Alexandra L. Sobol writes:
Since as early as the fifth century, physicians have taken an oath to do no harm. But one California internist was sentenced to 30 years to life in prison on Friday after three of her patients overdosed and died while under her watch. Dr. Hsiu-Ying “Lisa” Tseng, 40, of Rowland Heights, California was convicted of second degree murder for prescribing exorbitant amounts of painkillers to her patients.
Dr. Tseng, alongside her husband, Dr. Gene Tu, operated a strip mall clinic where she wrote more than 27,000 prescriptions over a three-year period. Her patients were generally young and paid in cash.
Dr. Tseng ignored all of the red flags: she was notified by authorities on numerous occasions of her patients’ overdoses and received countless phone calls from her patients’ families, begging her to stop over-prescribing their loved ones.

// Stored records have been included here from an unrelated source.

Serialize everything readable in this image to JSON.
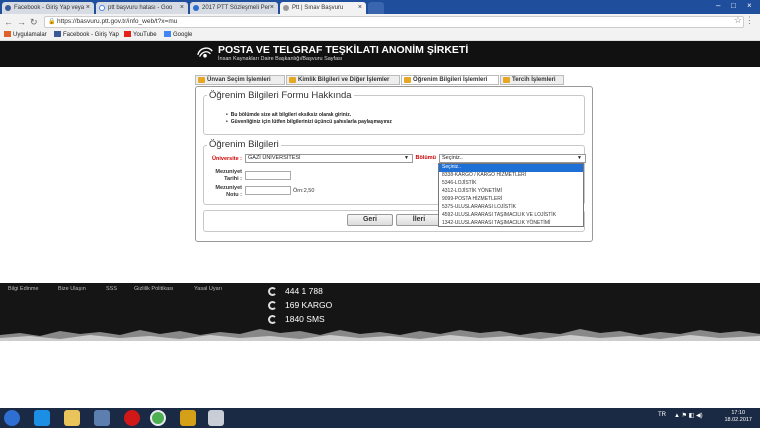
{
  "browser": {
    "tabs": [
      {
        "label": "Facebook - Giriş Yap veya",
        "favicon_color": "#3b5998"
      },
      {
        "label": "ptt başvuru hatası - Goo",
        "favicon_color": "#ffffff"
      },
      {
        "label": "2017 PTT Sözleşmeli Per",
        "favicon_color": "#2a6ecf"
      },
      {
        "label": "Ptt | Sınav Başvuru",
        "favicon_color": "#999999"
      }
    ],
    "address": "https://basvuru.ptt.gov.tr/info_web/t?x=mu",
    "bookmarks": [
      {
        "label": "Uygulamalar",
        "icon": "apps-icon",
        "color": "#e0602a"
      },
      {
        "label": "Facebook - Giriş Yap",
        "icon": "facebook-icon",
        "color": "#3b5998"
      },
      {
        "label": "YouTube",
        "icon": "youtube-icon",
        "color": "#e62117"
      },
      {
        "label": "Google",
        "icon": "google-icon",
        "color": "#4285f4"
      }
    ]
  },
  "header": {
    "company": "POSTA VE TELGRAF TEŞKİLATI ANONİM ŞİRKETİ",
    "subtitle": "İnsan Kaynakları Daire Başkanlığı/Başvuru Sayfası"
  },
  "steps": [
    {
      "label": "Ünvan Seçim İşlemleri"
    },
    {
      "label": "Kimlik Bilgileri ve Diğer İşlemler"
    },
    {
      "label": "Öğrenim Bilgileri İşlemleri"
    },
    {
      "label": "Tercih İşlemleri"
    }
  ],
  "about": {
    "title": "Öğrenim Bilgileri Formu Hakkında",
    "items": [
      "Bu bölümde size ait bilgileri eksiksiz olarak giriniz.",
      "Güvenliğiniz için lütfen bilgilerinizi üçüncü şahıslarla paylaşmayınız"
    ]
  },
  "form": {
    "title": "Öğrenim Bilgileri",
    "university_label": "Üniversite :",
    "university_value": "GAZİ ÜNİVERSİTESİ",
    "department_label": "Bölümü",
    "department_value": "Seçiniz..",
    "grad_date_label_1": "Mezuniyet",
    "grad_date_label_2": "Tarihi :",
    "grad_grade_label_1": "Mezuniyet",
    "grad_grade_label_2": "Notu :",
    "grade_hint": "Örn:2,50",
    "department_options": [
      "Seçiniz..",
      "8338-KARGO / KARGO HİZMETLERİ",
      "5346-LOJİSTİK",
      "4312-LOJİSTİK YÖNETİMİ",
      "9099-POSTA HİZMETLERİ",
      "5375-ULUSLARARASI LOJİSTİK",
      "4592-ULUSLARARASI TAŞIMACILIK VE LOJİSTİK",
      "1342-ULUSLARARASI TAŞIMACILIK YÖNETİMİ"
    ],
    "back_label": "Geri",
    "next_label": "İleri"
  },
  "footer": {
    "links": [
      "Bilgi Edinme",
      "Bize Ulaşın",
      "SSS",
      "Gizlilik Politikası",
      "Yasal Uyarı"
    ],
    "phones": [
      "444 1 788",
      "169 KARGO",
      "1840  SMS"
    ]
  },
  "taskbar": {
    "lang": "TR",
    "time": "17:10",
    "date": "18.02.2017"
  }
}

Many physicians have faced similar charges. This case, however, is precedential, as Dr. Tseng is the first doctor to be convicted of murder in connection with a patient’s overdose. Just a few months ago, Dr. Gerald Klein of Palm Beach, Florida was acquitted after being charged with first degree murder for running what prosecutors termed a “pill mill.” In 2011, Dr. Conrad Murray was only convicted of involuntary manslaughter, not murder, in a widely-publicized trial after the death of Michael Jackson.

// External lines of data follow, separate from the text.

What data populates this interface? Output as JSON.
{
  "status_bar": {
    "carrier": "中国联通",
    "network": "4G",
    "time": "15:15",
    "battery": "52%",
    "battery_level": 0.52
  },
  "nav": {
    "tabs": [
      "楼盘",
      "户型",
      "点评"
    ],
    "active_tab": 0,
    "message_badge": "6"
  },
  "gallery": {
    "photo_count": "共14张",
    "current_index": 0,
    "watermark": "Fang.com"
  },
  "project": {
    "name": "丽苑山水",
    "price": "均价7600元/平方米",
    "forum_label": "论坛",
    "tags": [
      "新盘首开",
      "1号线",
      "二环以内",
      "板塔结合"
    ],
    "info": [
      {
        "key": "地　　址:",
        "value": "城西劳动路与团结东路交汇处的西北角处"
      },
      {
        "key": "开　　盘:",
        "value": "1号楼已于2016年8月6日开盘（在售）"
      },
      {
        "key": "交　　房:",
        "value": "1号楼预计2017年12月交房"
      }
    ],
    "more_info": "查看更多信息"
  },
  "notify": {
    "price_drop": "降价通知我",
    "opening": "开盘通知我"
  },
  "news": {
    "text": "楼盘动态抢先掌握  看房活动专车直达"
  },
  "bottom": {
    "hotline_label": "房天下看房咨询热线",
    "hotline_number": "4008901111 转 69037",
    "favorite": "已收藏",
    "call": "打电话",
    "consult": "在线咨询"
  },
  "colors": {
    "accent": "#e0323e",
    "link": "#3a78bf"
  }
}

Many are concerned that Dr. Tseng’s verdict will cause physicians to drastically limit the number of painkillers they prescribe, even to those with a legitimate medical need, for fear of facing a similar fate. One thing is certain: state medical boards must better police their own to ensure that doctors like Tseng aren’t able fly under the radar for so long.
“The message this case sends is you can’t hide behind a white lab coat and commit crimes,” Deputy District Attorney John Niedermann remarked according to an article in the LA Times. “A lab coat and stethoscope are no shield.”